Do more women equal less corruption in politics?
Feminists the world over advocate greater participation of women in politics and administration as a cure for all social evils, writes Garima Obrah.india Updated: Jan 11, 2009 22:38 IST
Feminists the world over advocate greater participation of women in politics and administration as a cure for all social evils.
According to them, women are more responsible, sensitive and diligent than their male counterparts. More women getting involved in politics, they say, might bring more accountability and transparency.
This logic is easily consumed by society as corruption levels are high and most of the politicians are men. Feminists use this opportunity to hard-sell this skewed logic and indirectly portray man as the cause of all crimes in society. Their logic boils down to ‘No man, no crime’.
Has anyone considered this: there are fewer corrupt women in politics because there are fewer women in politics in the first place. It is not because women are more responsible/honourable.
This has been proved in recent times with more women getting into politics.
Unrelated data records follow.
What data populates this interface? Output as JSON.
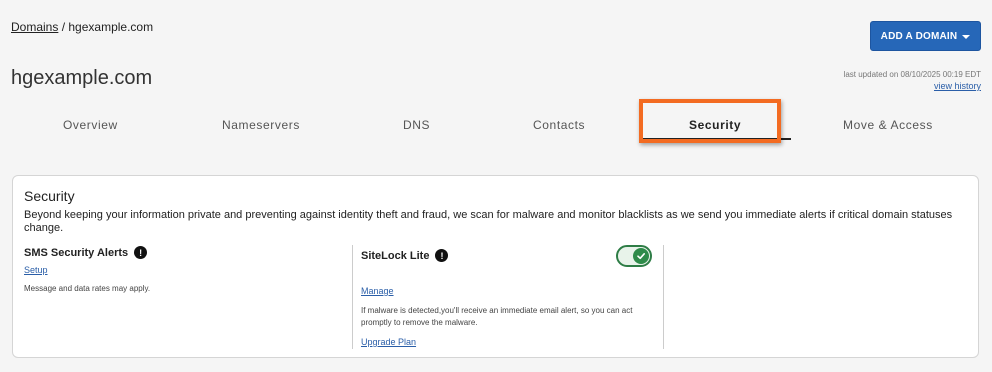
{
  "breadcrumb": {
    "parent": "Domains",
    "separator": " / ",
    "current": "hgexample.com"
  },
  "header": {
    "add_domain_label": "ADD A DOMAIN",
    "title": "hgexample.com",
    "last_updated": "last updated on 08/10/2025 00:19 EDT",
    "view_history": "view history"
  },
  "tabs": [
    {
      "label": "Overview"
    },
    {
      "label": "Nameservers"
    },
    {
      "label": "DNS"
    },
    {
      "label": "Contacts"
    },
    {
      "label": "Security",
      "active": true
    },
    {
      "label": "Move & Access"
    }
  ],
  "security": {
    "title": "Security",
    "description": "Beyond keeping your information private and preventing against identity theft and fraud, we scan for malware and monitor blacklists as we send you immediate alerts if critical domain statuses change.",
    "sms": {
      "title": "SMS Security Alerts",
      "info_glyph": "!",
      "setup_label": "Setup",
      "note": "Message and data rates may apply."
    },
    "sitelock": {
      "title": "SiteLock Lite",
      "info_glyph": "!",
      "enabled": true,
      "toggle_glyph": "✓",
      "manage_label": "Manage",
      "note": "If malware is detected,you'll receive an immediate email alert, so you can act promptly to remove the malware.",
      "upgrade_label": "Upgrade Plan"
    }
  },
  "colors": {
    "accent": "#2667b8",
    "highlight": "#f36b21",
    "toggle_on": "#2e8b4a",
    "link": "#2a5ea8"
  }
}
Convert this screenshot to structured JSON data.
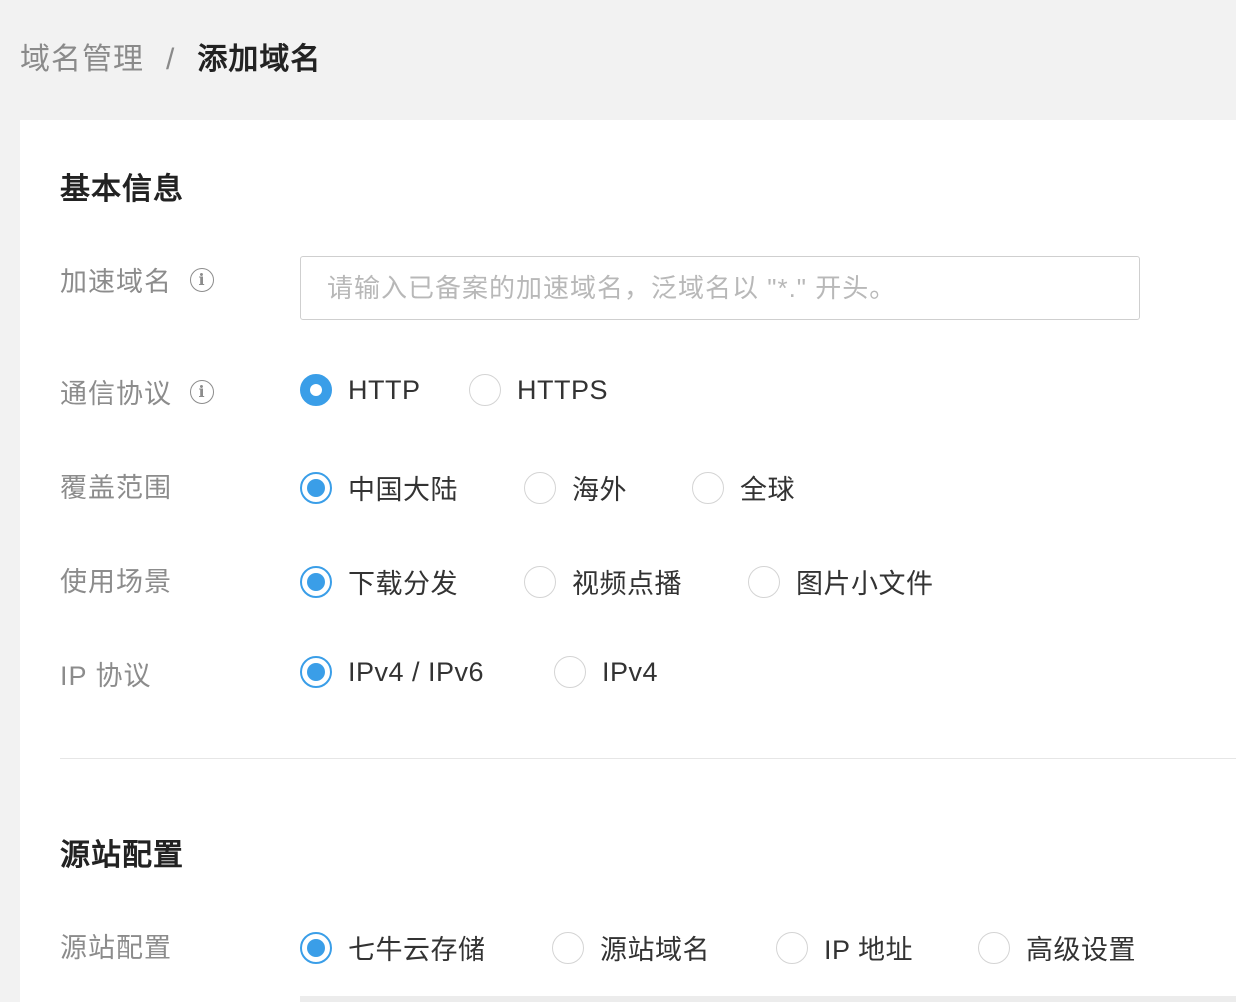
{
  "breadcrumb": {
    "parent": "域名管理",
    "separator": "/",
    "current": "添加域名"
  },
  "basic_info": {
    "title": "基本信息",
    "accel_domain": {
      "label": "加速域名",
      "input_value": "",
      "placeholder": "请输入已备案的加速域名，泛域名以 \"*.\" 开头。"
    },
    "protocol": {
      "label": "通信协议",
      "options": [
        "HTTP",
        "HTTPS"
      ],
      "selected": "HTTP"
    },
    "coverage": {
      "label": "覆盖范围",
      "options": [
        "中国大陆",
        "海外",
        "全球"
      ],
      "selected": "中国大陆"
    },
    "scenario": {
      "label": "使用场景",
      "options": [
        "下载分发",
        "视频点播",
        "图片小文件"
      ],
      "selected": "下载分发"
    },
    "ip_protocol": {
      "label": "IP 协议",
      "options": [
        "IPv4 / IPv6",
        "IPv4"
      ],
      "selected": "IPv4 / IPv6"
    }
  },
  "origin": {
    "title": "源站配置",
    "origin_type": {
      "label": "源站配置",
      "options": [
        "七牛云存储",
        "源站域名",
        "IP 地址",
        "高级设置"
      ],
      "selected": "七牛云存储"
    }
  },
  "icons": {
    "info": "info-circle-icon",
    "info_glyph": "i"
  },
  "colors": {
    "accent": "#3a9ee8",
    "background": "#f2f2f2",
    "card": "#ffffff"
  }
}
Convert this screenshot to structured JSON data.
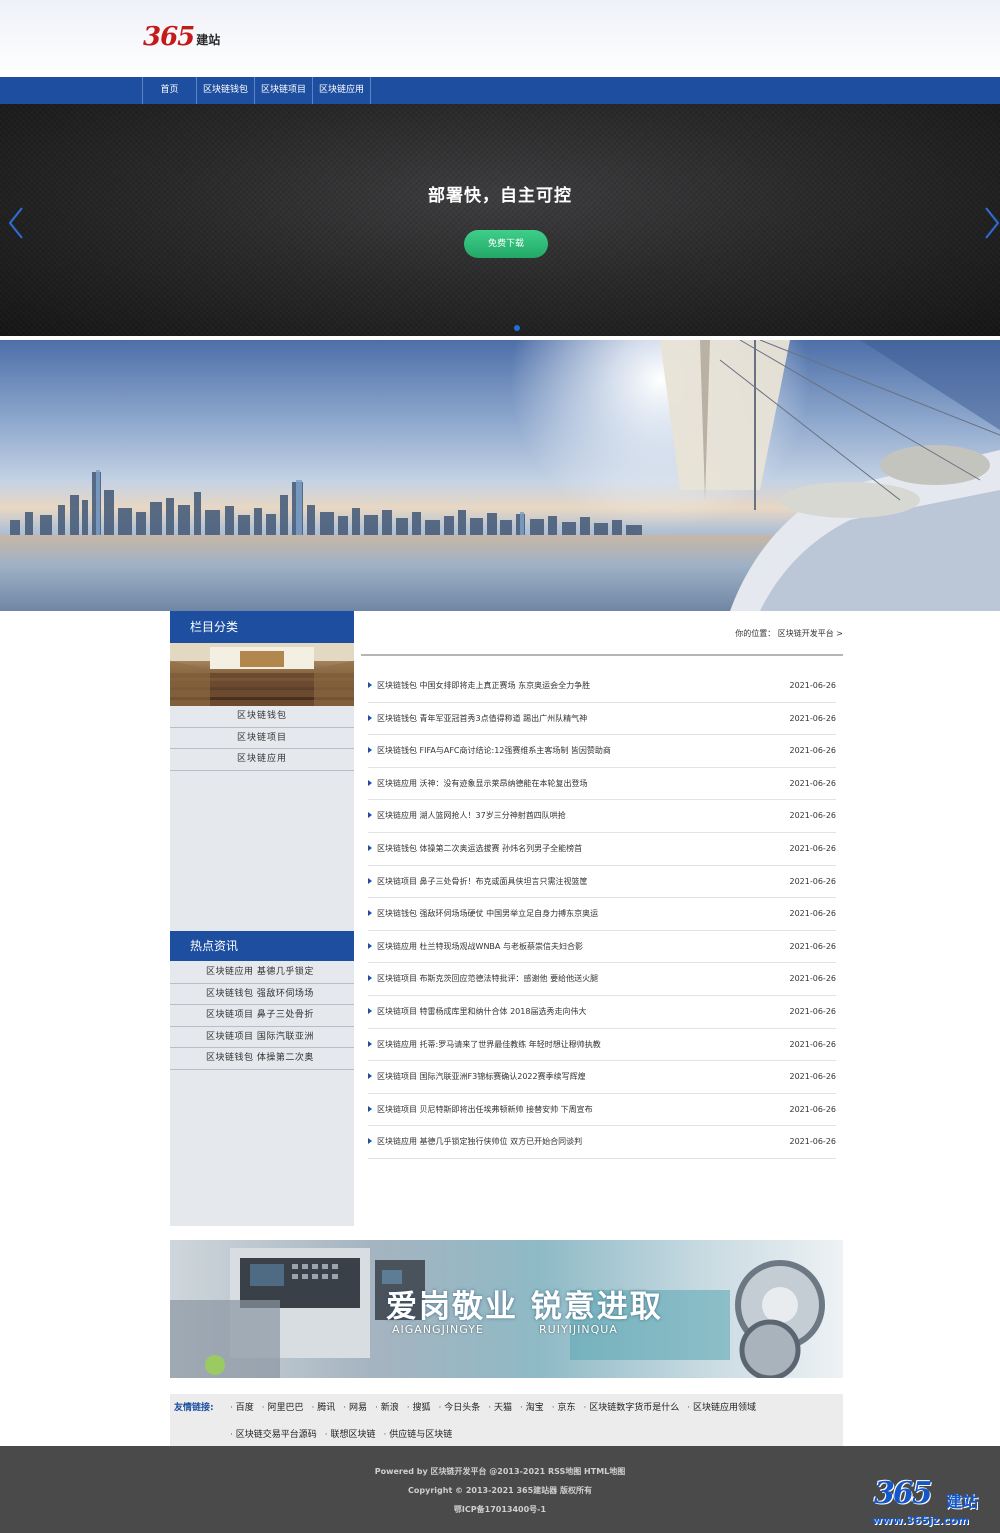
{
  "logo": {
    "number": "365",
    "text": "建站"
  },
  "nav": [
    "首页",
    "区块链钱包",
    "区块链项目",
    "区块链应用"
  ],
  "hero": {
    "title": "部署快，自主可控",
    "button": "免费下载"
  },
  "sidebar": {
    "category_title": "栏目分类",
    "categories": [
      "区块链钱包",
      "区块链项目",
      "区块链应用"
    ],
    "hot_title": "热点资讯",
    "hot": [
      "区块链应用 基德几乎锁定",
      "区块链钱包 强敌环伺场场",
      "区块链项目 鼻子三处骨折",
      "区块链项目 国际汽联亚洲",
      "区块链钱包 体操第二次奥"
    ]
  },
  "breadcrumb": "你的位置： 区块链开发平台 >",
  "news": [
    {
      "title": "区块链钱包 中国女排即将走上真正赛场 东京奥运会全力争胜",
      "date": "2021-06-26"
    },
    {
      "title": "区块链钱包 青年军亚冠首秀3点值得称道 踢出广州队精气神",
      "date": "2021-06-26"
    },
    {
      "title": "区块链钱包 FIFA与AFC商讨结论:12强赛维系主客场制 皆因赞助商",
      "date": "2021-06-26"
    },
    {
      "title": "区块链应用 沃神：没有迹象显示莱昂纳德能在本轮复出登场",
      "date": "2021-06-26"
    },
    {
      "title": "区块链应用 湖人篮网抢人！37岁三分神射酋四队哄抢",
      "date": "2021-06-26"
    },
    {
      "title": "区块链钱包 体操第二次奥运选拔赛 孙炜名列男子全能榜首",
      "date": "2021-06-26"
    },
    {
      "title": "区块链项目 鼻子三处骨折！布克或面具侠坦言只需注视篮筐",
      "date": "2021-06-26"
    },
    {
      "title": "区块链钱包 强敌环伺场场硬仗 中国男举立足自身力搏东京奥运",
      "date": "2021-06-26"
    },
    {
      "title": "区块链应用 杜兰特现场观战WNBA 与老板蔡崇信夫妇合影",
      "date": "2021-06-26"
    },
    {
      "title": "区块链项目 布斯克茨回应范德法特批评：感谢他 要给他送火腿",
      "date": "2021-06-26"
    },
    {
      "title": "区块链项目 特雷杨成库里和纳什合体 2018届选秀走向伟大",
      "date": "2021-06-26"
    },
    {
      "title": "区块链应用 托蒂:罗马请来了世界最佳教练 年轻时想让穆帅执教",
      "date": "2021-06-26"
    },
    {
      "title": "区块链项目 国际汽联亚洲F3锦标赛确认2022赛季续写辉煌",
      "date": "2021-06-26"
    },
    {
      "title": "区块链项目 贝尼特斯即将出任埃弗顿新帅 接替安帅 下周宣布",
      "date": "2021-06-26"
    },
    {
      "title": "区块链应用 基德几乎锁定独行侠帅位 双方已开始合同谈判",
      "date": "2021-06-26"
    }
  ],
  "ad": {
    "headline": "爱岗敬业  锐意进取",
    "sub_left": "AIGANGJINGYE",
    "sub_right": "RUIYIJINQUA"
  },
  "links": {
    "label": "友情链接:",
    "row1": [
      "百度",
      "阿里巴巴",
      "腾讯",
      "网易",
      "新浪",
      "搜狐",
      "今日头条",
      "天猫",
      "淘宝",
      "京东",
      "区块链数字货币是什么",
      "区块链应用领域"
    ],
    "row2": [
      "区块链交易平台源码",
      "联想区块链",
      "供应链与区块链"
    ]
  },
  "footer": {
    "line1": "Powered by 区块链开发平台 @2013-2021 RSS地图 HTML地图",
    "line2": "Copyright © 2013-2021 365建站器 版权所有",
    "line3": "鄂ICP备17013400号-1"
  },
  "watermark": {
    "number": "365",
    "text": "建站",
    "url": "www.365jz.com"
  },
  "colors": {
    "primary": "#1e4ea0",
    "button": "#2fbf78",
    "logo_red": "#c41a1a"
  }
}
It is seen that women often commit irregularities more brazenly than men, the reason being that society goes softer on them. This is also why women seldom apologise for their wrongdoings and defend their actions aggressively.
A recent example would be Vasundhara Raje, ex-chief Minister of Rajasthan, who indulged herself like a queen, with so few questions from the media. Her priorities seemed to be royal hobbies rather than people’s issues. When the state was burning in the caste war, she found it difficult to find the time to meet both the conflicting parties and arrange a truce. In spite of all this, she got away with it, just because of the bahu-beti status she enjoyed.
Consider how the media might have responded if a male Chief Minister had done the same.
Surprising how feminists happily overlook the fact that many of the world’s greatest leaders have been men. It is not the gender of the leader but it is her/his ability and diligence that matters.
So let’s stop pretending that more women will equal less corruption in our political system.
Garima Obrah is a first-year Journalism Honours student at the Trinity Institute of Professional Studies at Indraprastha University.